Description of the task:
Using the listing below, copy every line that mentions "name".

Records for this task:
☆ ☆ ☆ ☆ ☆ ☆ ☆

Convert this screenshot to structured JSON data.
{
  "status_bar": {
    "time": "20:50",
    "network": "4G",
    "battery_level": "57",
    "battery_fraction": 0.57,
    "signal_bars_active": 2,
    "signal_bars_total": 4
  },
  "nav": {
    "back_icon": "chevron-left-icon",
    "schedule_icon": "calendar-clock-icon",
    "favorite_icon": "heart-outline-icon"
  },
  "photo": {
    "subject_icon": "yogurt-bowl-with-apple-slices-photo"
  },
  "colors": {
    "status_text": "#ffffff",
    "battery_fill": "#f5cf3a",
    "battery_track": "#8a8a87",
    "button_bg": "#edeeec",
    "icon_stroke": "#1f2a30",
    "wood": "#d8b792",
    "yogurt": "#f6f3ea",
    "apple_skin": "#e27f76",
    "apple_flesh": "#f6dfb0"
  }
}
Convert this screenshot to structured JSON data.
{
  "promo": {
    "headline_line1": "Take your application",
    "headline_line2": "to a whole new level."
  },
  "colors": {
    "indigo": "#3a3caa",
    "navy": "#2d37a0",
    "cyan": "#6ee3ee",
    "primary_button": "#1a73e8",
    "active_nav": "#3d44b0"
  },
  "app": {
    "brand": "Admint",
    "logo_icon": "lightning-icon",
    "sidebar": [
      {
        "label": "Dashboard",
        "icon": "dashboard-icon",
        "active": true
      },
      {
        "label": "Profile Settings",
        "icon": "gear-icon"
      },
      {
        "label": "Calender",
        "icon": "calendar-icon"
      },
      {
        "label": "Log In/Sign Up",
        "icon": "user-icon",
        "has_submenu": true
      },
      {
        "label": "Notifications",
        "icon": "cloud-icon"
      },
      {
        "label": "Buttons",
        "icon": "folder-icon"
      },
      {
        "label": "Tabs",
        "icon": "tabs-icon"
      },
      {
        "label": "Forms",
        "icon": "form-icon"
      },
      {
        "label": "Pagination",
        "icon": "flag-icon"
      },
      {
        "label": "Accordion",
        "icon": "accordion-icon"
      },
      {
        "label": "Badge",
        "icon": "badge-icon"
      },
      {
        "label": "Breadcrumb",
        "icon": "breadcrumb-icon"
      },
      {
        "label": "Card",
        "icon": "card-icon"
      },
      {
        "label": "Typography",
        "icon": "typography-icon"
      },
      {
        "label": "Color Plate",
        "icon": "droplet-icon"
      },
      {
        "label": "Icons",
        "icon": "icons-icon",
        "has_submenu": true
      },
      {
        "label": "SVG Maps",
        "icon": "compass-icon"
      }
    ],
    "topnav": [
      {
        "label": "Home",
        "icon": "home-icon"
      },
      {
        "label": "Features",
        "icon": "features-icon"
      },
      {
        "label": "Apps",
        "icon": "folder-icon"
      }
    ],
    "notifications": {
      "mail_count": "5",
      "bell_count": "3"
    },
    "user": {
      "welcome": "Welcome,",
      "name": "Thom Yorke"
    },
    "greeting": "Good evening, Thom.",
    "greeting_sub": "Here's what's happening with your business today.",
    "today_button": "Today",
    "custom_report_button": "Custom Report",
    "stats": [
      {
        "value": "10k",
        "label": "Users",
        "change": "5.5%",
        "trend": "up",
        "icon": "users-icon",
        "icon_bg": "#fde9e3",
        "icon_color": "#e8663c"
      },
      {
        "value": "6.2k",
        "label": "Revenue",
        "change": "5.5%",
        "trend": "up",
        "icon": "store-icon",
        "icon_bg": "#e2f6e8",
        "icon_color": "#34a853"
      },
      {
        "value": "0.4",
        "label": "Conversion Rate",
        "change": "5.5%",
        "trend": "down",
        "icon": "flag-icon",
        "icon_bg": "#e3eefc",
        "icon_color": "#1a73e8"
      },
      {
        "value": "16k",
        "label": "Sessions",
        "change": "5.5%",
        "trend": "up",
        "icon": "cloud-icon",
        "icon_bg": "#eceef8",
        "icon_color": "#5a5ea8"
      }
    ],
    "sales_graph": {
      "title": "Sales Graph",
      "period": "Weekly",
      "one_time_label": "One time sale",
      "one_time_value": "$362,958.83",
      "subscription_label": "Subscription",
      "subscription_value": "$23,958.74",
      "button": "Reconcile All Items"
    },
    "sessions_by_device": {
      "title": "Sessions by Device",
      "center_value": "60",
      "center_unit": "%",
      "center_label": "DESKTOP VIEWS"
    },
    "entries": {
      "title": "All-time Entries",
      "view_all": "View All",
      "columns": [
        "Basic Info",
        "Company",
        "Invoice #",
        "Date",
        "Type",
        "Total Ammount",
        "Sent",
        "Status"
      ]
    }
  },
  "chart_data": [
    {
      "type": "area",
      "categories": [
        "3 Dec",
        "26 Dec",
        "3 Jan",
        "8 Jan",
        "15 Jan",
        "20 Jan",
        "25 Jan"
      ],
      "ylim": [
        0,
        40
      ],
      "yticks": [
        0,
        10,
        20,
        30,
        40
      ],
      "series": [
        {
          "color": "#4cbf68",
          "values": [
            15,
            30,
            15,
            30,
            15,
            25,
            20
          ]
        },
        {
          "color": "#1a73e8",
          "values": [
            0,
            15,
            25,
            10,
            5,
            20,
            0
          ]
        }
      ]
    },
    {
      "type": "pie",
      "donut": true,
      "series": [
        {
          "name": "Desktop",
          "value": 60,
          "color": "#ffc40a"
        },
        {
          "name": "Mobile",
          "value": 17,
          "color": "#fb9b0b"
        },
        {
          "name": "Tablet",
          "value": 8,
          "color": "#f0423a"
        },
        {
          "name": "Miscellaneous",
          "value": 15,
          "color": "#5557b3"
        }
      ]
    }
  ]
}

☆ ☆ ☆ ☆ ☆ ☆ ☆

Task output:
      "name": "Thom Yorke"
          "name": "Desktop",
          "name": "Mobile",
          "name": "Tablet",
          "name": "Miscellaneous",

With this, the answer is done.